In a press conference today Roger Goodell apologized for mishandling recent domestic violence scandals and provided specific ways he and the NFL planned to rectify the situation (e.g., education, training, funding national domestic violence and child abuse prevention organizations).
“I got it wrong in the handling of the Ray Rice matter. I’m sorry for that. Now I will get it right.”
Some of the intended efforts should have a positive effect, both for the NFL and for the larger society. However, if Goodell is serious about changing the culture of the NFL and society, he needs to take a step back from these good ideas and start by identifying the roots of the problem. Without getting the root, this problem will not be solved.
What is the root that has to change? Let me list two that must be addressed:
- We have to stop treating women as objects to be sought after and conquered. An object has no feelings and can be used however I wish. It has no rights, no value…unless I give it value. When we treat women as objects, then we only give them value when we chase them. And when they displease us, what is the big deal if we attack and treat without regard to their personhood? Last summer I heard an African man say that his wife was property because he had paid a dowry for her. Sure, she was special property and he took great care of her. But still, she was property and he could do with her as he wished. We in the West may think we are enlightened, but when we engage in domestic violence (and DV is more than physical!) we agree with this man–that our wives and girlfriends are property, something to be controlled.
- We have to stop treating top athletes as having special privileges, as individuals who do not need to conform to social rules. When you believe the rules do not apply to you, then why not get revenge when someone irritates you? You won’t be held accountable. When you see an attractive woman, why not do everything you can to get her into bed? Faithfulness, self-control, respect for others…those don’t apply. I have been told that women working for the NFL are nearly tortured by efforts to get them into bed; that it is nearly impossible to do their job due to the sexual harassment. Some may suggest that any woman working for the NFL ought to know what she is getting into and so has no right to complain. Others might acknowledge the problem with a sigh but point out that the warfare culture of football, the lure of fame, youthful temptations brought on by sudden riches, and the insatiable competitive spirit are to blame for these misdeeds. Baloney. Youth, money, fame, and testosterone may make it more difficult to do the right thing but the problem started long before these young men got their first football check. They were treated as gods and allowed to keep playing their sport when they acted out. Winning and being associated with winners tempted us to look the other way. How do I know this happens? Because I’ve been in a locker room before. Inappropriate speech was ignored, even laughed at. If you learn that rules don’t apply as a child, why will you behave when you are older?
How about a new institutional organizing principle? Out with self-promotion (and self-protection) and in with…
In the past, organizations, including religious ones, often made decisions about mis-deeds of members by delivering consequences when it hurt their image (or more accurately, hurt their bank accounts). If we want to put a dent in the number of cases of violence (that is all we can do, keep offenders from re-offending under our own watch), we will have to stop being so concerned about image and start putting the care of the most vulnerable as job one.

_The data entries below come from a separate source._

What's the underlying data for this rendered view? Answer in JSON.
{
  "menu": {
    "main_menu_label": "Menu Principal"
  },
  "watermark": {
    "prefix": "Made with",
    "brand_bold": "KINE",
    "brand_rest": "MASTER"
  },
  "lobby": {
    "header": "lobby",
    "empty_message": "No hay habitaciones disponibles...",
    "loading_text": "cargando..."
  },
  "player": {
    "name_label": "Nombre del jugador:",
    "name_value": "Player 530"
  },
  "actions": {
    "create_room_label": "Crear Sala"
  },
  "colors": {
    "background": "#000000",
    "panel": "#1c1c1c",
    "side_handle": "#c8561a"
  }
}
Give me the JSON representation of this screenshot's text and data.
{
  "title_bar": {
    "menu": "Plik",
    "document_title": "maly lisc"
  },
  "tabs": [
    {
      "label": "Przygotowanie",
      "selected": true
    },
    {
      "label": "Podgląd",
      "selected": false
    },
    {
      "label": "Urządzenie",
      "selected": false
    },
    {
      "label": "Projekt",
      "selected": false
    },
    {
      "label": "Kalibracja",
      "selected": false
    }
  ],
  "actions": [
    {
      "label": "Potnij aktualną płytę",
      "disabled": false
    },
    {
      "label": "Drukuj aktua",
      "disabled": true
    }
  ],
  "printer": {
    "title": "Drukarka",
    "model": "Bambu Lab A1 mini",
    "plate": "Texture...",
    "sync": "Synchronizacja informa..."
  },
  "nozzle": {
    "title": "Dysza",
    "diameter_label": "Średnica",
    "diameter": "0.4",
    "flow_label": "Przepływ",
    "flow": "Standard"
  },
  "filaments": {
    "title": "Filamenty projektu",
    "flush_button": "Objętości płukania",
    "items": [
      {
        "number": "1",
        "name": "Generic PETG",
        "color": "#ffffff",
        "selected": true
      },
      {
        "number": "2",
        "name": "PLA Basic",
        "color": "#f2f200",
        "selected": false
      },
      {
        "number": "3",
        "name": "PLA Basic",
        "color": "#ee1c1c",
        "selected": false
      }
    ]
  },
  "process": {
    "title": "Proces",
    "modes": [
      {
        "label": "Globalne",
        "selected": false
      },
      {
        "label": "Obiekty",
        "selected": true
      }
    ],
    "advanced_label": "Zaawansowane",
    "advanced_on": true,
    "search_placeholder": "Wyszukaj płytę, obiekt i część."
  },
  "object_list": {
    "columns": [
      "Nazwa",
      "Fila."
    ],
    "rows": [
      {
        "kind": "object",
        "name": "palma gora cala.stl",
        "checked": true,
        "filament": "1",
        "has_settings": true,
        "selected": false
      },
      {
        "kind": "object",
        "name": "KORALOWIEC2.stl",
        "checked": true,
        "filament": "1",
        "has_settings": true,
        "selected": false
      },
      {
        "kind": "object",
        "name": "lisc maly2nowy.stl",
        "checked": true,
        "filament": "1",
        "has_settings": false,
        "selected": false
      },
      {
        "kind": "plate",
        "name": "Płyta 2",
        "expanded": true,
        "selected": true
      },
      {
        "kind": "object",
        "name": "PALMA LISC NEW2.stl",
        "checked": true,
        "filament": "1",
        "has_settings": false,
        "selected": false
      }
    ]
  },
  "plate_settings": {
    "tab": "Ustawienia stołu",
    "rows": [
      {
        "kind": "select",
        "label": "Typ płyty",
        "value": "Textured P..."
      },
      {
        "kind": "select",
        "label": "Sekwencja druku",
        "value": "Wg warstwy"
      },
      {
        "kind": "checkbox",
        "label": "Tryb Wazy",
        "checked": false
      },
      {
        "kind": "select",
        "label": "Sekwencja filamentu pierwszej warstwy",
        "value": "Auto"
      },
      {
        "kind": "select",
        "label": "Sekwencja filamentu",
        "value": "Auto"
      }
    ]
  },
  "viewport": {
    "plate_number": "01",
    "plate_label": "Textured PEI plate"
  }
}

Want to change the NFL and the world about domestic violence. Let us each start with ourselves and let us adopt this often repeated line of Jesus
“Anyone who wants to be first must be the very last, and the servant of all.”
That is all there is. Die to self, love others more than yourself. Thank goodness Jesus didn’t merely give us sage advice but led as an example thereby giving us his power to love beyond measure.